Friday, 26 May
Let me ask you a question: is it odd that a blogger who lives in France never blogs about food?
I think so, especially given how much the writer in question, me, loves food and all things culinary.
Okay, there was once an entry about Indian cuisine, another where a fondness for cherries and berries was mentioned, but never a piece on the primordial place of the meal in my life and the country’s psyche.
This omission struck me the other day when I went to the exhibition Paris, Capital of Gastronomy, from the Middle Ages to Today at the Conciergerie. The word gastronomie itself was taken from the Greek, "the art of regulating the stomach" but was brought into the daily lexicon by Jean-Anthelm Brillat-Savarin in his 1825 Physiologie du goût, and please note the origin of much of the culinary vocabulary that follows.
The exhibition begins with an account of a banquet organised in situ in 1378 by King Charles V. The meal for 800 is presented in such enthusiastic and expansive detail, it could have been served yesterday.
Another section describes Les Halles, the enormous central market built in the 12th century, that Emile Zola called the Stomach of Paris (and which was displaced to Rungis, outside Paris, to make way for a train station and a hideous shopping mall circa 1970). Another outlines the invention of the restaurant in the 18th century (the word derives from the French verb restaurer, to restore), another praises the art of bread and pastry making, noting that last year UNESCO anointed the baguette with “intangible cultural heritage status” (I guess that's meant as a compliment).

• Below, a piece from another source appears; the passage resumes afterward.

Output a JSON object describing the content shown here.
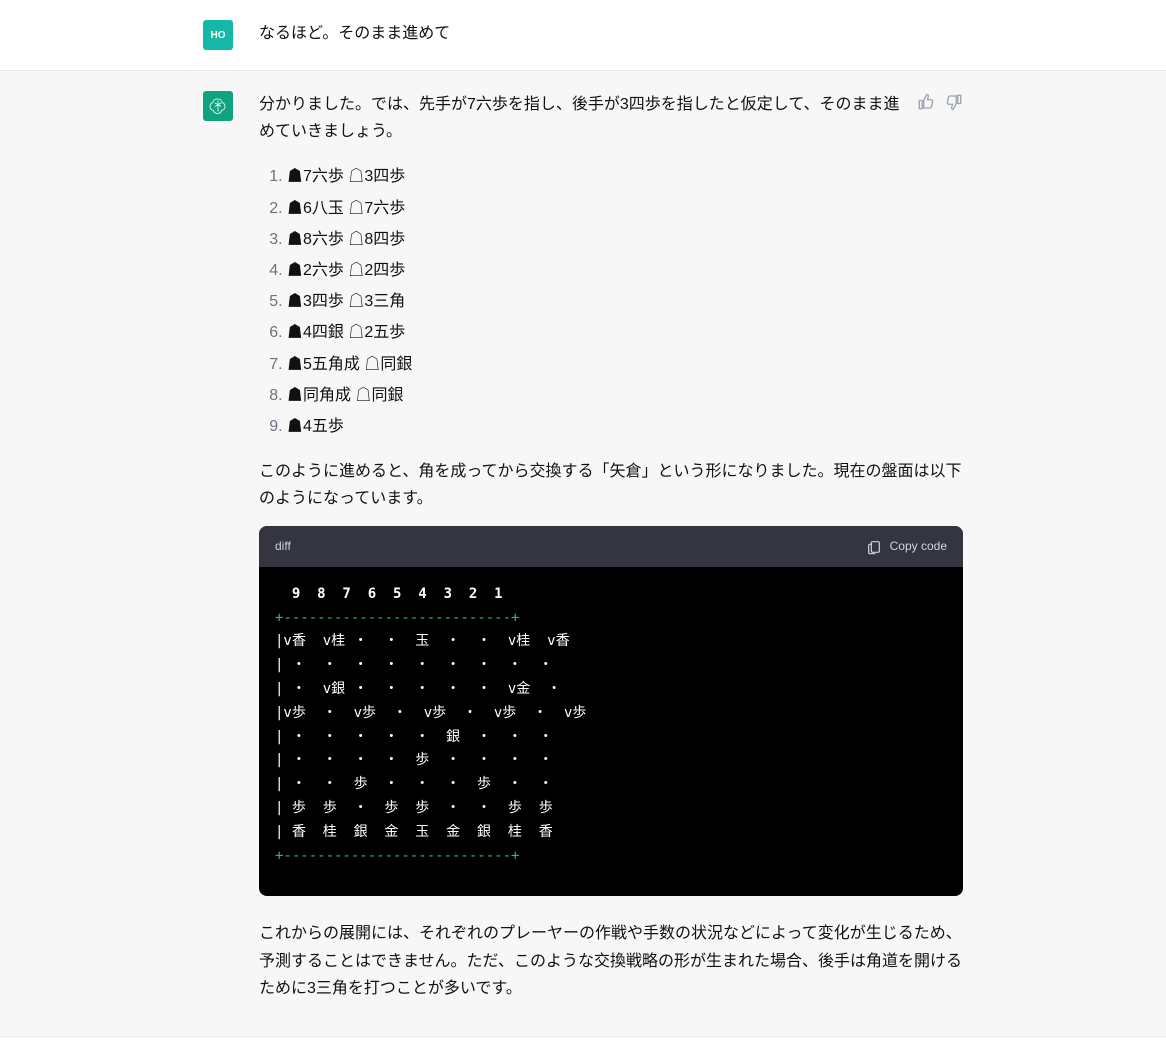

Like many Americans my age, I grew up in a gastronomically challenged environment.
My mother - while not resorting to the above - cooked Oscar Meyer hot dogs and dry pork chops with icky Mott's apple sauce and frozen green beans for my sister and me, except on Sunday evening when we ate steak and baked potatoes as a family. And I was lucky. Occasionally, an avocado or an artichoke, the odd slice of real Italian salami, made its way to my plate.
But until I moved to Paris age 24, I had never licked the juice of a fresh peach from my fingers, never suspected that a head of garlic could be so sensual.
Nor had I seriously cooked a meal. I remember an attempt at a mushroom and hazelnut quiche that came out very watery, some cauliflower in a stodgy cheese-ish sauce, but food was experienced monolithically.
Here in France the connection to food is visceral. Transmission occurs through le terroir, a geographical area that combines crop choice and a particular environment to create a distinctive product and taste (I hope this makes sense - it's a hard concept to translate). Goods are bought at markets, where the ambiance is animated, infused with joie de vivre.
Then there's les arts de la table, art being the key word. It's a mise en scène, where everything from the choice of food and wine to its aesthetic presentation to the way the table is set to the conviviality of those convoked comes into play.
Over the years, gastronomie has got into my bones, my bloodstream, and I too can enthuse almost to the point of febrility about how adding olives to the roasted cauliflower brings the plodding vegetable alive or how sautéed rosemary and hazelnuts perk up those seasonal, fresh green beans.
This isn't to say that everyone in France loves food and cooking or that you can’t get a bad meal here. Too many fruits and vegetables are now grown in Spain. There are more and more plats préparés with chemically added ingredients for people in a hurry, and many of the cafés around us in Paris are mediocre at best. Just last month I dragged David to a restaurant in the Perche that I didn’t want to snub because it's modest. Though they made an effort, served the food with ceremony, digesting all that oil was hard work.
In fact, during the 90s and early 00s, the quality level of French restaurants took a serious dip into complacency. But between global competition and the food-obsessed millennials coming of age, a whole new energy has been injected into French cuisine with lots of insistence on local, organic products and a return to le terroir. In Paris the last few years there has been the revival of 19th century bouillons, cheap restaurants with good French fare; it really shouldn't be about the money.
The exhibition at the Conciergerie made me wonder how my relationship to gastronomie, would have been different had I not moved to France as a young thing. I can't imagine not relishing meal-time, but what I might have missed is a sobering thought.